For me, I had to remain using the MacBook Pro I had had for many years. That 15-inch beast with its retina display and macOS and all those things I’d loved for so long. But I knew it was getting a bit unruly. Heating up more and more for simpler and simpler tasks. The battery not doing so well these days. I knew I’d need to replace it sometime. But with what? I let it sit for a while.


Fast-forward to June 2017. By now, it had been almost two years since the introduction of the iPad Pro. Rumours had been swirling for most of the year about Apple releasing a new form factor for the iPad, and this had galvanised me, stopping me both from buying a new MacBook Pro and splashing out on a 12.9 inch iPad Pro.

And then it came. The new iPad Pro, in 10.5-inches, a first for iPad. The announcement blew me away; the ProMotion display with its drastically faster refresh rate, improved Apple Pencil latency, new Keyboard cover with larger keys (a bug bear of the 9.7in form factor), camera upgrades to match the iPhone 7, big speed upgrades … this machine looked real nice.

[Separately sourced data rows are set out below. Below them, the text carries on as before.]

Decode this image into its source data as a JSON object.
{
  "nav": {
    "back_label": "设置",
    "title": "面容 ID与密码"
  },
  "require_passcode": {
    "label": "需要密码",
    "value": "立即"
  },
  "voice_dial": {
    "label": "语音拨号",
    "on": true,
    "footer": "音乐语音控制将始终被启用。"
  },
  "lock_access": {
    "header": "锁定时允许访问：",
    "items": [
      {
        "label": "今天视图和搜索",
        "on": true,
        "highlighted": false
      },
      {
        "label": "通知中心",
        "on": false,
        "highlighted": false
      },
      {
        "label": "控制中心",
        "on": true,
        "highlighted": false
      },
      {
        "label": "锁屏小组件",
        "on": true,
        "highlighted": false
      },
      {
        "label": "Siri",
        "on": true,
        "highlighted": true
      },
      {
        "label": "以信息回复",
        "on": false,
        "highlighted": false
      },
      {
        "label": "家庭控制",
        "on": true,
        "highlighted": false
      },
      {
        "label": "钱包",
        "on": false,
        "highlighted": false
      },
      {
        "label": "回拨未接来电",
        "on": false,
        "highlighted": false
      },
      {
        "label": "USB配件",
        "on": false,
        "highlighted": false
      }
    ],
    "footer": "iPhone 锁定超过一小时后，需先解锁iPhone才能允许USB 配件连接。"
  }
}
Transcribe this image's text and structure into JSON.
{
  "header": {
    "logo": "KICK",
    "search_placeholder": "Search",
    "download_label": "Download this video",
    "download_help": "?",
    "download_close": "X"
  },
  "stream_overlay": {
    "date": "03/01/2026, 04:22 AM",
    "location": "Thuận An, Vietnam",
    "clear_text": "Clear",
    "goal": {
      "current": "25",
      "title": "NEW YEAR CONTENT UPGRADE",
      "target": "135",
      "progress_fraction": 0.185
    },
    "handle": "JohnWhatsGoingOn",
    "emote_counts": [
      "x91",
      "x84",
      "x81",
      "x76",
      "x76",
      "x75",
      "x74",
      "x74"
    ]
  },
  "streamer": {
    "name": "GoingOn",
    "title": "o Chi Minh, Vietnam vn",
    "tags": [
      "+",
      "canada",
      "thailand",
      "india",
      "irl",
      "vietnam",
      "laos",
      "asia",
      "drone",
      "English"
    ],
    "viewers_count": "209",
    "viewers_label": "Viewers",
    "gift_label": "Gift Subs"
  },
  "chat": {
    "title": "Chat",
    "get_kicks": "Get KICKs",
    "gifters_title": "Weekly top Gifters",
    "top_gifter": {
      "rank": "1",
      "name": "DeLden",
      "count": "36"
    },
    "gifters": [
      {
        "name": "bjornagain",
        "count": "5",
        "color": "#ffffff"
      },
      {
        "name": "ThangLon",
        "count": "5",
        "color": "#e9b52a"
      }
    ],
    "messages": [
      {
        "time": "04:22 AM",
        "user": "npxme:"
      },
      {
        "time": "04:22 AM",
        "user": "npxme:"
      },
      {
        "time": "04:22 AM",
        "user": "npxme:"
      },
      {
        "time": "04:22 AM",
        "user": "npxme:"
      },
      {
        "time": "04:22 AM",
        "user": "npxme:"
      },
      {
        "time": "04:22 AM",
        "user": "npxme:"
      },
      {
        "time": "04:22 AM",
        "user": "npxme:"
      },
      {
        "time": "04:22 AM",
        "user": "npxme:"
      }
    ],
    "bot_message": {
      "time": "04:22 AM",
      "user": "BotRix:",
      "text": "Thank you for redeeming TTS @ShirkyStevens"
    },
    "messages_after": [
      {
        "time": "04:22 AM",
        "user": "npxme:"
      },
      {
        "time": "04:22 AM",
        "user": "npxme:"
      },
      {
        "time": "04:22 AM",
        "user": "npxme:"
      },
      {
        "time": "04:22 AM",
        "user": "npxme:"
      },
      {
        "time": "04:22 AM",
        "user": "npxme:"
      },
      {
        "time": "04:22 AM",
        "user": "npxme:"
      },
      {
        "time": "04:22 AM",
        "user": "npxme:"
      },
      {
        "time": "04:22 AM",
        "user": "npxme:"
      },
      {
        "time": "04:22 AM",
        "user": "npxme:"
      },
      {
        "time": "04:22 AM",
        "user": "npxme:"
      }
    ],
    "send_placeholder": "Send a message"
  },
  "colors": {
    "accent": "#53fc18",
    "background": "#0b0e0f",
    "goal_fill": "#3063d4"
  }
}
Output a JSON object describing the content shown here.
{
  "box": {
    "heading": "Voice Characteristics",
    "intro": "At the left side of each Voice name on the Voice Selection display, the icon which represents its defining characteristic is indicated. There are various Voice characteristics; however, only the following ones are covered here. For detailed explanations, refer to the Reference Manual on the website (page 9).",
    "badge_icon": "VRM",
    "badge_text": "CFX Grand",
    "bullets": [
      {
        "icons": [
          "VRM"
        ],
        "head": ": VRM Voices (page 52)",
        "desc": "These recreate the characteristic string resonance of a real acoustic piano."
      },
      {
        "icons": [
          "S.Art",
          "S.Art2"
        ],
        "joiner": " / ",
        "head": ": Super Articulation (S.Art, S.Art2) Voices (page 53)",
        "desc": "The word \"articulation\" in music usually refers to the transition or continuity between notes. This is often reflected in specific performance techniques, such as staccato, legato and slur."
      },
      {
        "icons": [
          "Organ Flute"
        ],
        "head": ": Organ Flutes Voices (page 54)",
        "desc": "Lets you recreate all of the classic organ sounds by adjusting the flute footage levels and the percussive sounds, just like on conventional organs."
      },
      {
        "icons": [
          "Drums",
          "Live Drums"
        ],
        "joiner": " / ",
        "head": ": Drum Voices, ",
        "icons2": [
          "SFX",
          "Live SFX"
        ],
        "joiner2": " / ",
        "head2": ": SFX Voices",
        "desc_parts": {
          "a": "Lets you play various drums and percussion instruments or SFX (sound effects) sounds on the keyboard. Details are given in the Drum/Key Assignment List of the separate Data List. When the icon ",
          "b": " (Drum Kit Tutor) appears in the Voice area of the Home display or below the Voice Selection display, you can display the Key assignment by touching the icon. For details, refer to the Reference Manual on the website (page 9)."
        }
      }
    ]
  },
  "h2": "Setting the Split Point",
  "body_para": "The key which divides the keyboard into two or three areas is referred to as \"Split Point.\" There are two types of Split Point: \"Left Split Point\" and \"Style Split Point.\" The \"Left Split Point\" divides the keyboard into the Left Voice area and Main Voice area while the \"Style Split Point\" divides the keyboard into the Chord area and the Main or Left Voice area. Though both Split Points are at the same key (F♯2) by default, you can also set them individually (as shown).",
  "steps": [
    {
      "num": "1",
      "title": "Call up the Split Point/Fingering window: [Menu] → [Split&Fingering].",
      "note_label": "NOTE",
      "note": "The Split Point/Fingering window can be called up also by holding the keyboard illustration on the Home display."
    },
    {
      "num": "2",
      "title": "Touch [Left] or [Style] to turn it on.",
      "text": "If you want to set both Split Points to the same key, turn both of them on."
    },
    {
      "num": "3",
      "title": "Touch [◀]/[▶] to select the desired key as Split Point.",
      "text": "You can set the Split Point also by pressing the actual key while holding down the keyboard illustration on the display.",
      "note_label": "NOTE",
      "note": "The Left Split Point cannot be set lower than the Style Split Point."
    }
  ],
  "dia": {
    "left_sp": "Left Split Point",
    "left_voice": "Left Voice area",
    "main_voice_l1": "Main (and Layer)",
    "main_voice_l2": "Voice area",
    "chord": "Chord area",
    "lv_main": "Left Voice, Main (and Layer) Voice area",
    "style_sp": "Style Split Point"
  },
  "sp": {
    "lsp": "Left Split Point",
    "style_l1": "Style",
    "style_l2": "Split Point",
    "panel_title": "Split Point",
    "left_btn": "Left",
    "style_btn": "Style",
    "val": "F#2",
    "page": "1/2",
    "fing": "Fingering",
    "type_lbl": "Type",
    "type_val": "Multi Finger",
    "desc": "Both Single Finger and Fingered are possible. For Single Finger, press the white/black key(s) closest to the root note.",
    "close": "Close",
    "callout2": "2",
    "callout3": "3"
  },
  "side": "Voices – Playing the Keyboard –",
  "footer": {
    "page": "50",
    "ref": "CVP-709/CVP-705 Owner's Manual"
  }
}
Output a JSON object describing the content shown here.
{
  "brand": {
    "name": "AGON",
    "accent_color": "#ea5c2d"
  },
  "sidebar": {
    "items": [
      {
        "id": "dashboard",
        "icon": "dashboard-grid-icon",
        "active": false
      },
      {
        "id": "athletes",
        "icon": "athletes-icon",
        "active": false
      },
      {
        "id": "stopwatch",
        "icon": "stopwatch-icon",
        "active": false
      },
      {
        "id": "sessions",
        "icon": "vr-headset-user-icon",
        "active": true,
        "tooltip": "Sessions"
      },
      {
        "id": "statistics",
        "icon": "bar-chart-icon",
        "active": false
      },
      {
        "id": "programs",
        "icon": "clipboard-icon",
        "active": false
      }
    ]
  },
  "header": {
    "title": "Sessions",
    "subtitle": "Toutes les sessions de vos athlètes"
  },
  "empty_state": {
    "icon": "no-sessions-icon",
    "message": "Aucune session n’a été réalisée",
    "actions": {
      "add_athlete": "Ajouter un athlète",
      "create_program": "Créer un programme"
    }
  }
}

But then came the announcement of iOS 11 for iPad. And in that moment, as I watched it demo’d, I knew I was going to make the leap to iPad as my primary device. The day had finally come.

iOS 11 for iPad is nothing short of the most revolutionary thing to happen to iPad since its inception. The Files app, offering on-device and cloud storage in one file system, brought us closer (and probably as close as we’ll ever get) to the reality of a Finder for iOS. The new Dock, able to hold many more apps, brought us closer to the flexibility of the macOS equivalent.

The revamped Multitasking view, reminiscent of macOS’s Mission Control, showed large live thumbnails in a grid rather than the previously clunky and hard-to-navigate iOS design for this feature. Slide Over could now exist on the left or right of the screen, floating above the windows rather than disappearing when the other app on screen was interacted with.

And Split View itself was totally revamped, allowing super-fast switching of apps visible in Split View without having to close down the view, slide over in addition to Split View, offering up to three apps on view at once, and possibly the biggest introduction of all … Drag and Drop.

By this point I was pretty much close to fainting. Drag and Drop on iPad? Dragging images, text, links from one app to another? Whether in Split View or not? Using the Dock or gestures? Multi-select?

I’d moved on from wanting a new iPad Pro now they’d sorted out my problems with the form factor, to frothing at the mouth with abject longing for the device now its software had been announced.

I knew, for a fact, I would be purchasing it and would be embarking on an exciting journey, adapting my workflows and figuring out ways to achieve all the things I use my Mac for on iPad.

Coming up in Part 2: choosing my iPad Pro setup and getting to know my new primary computer. Follow me on Twitter to know when Part 2 is ready.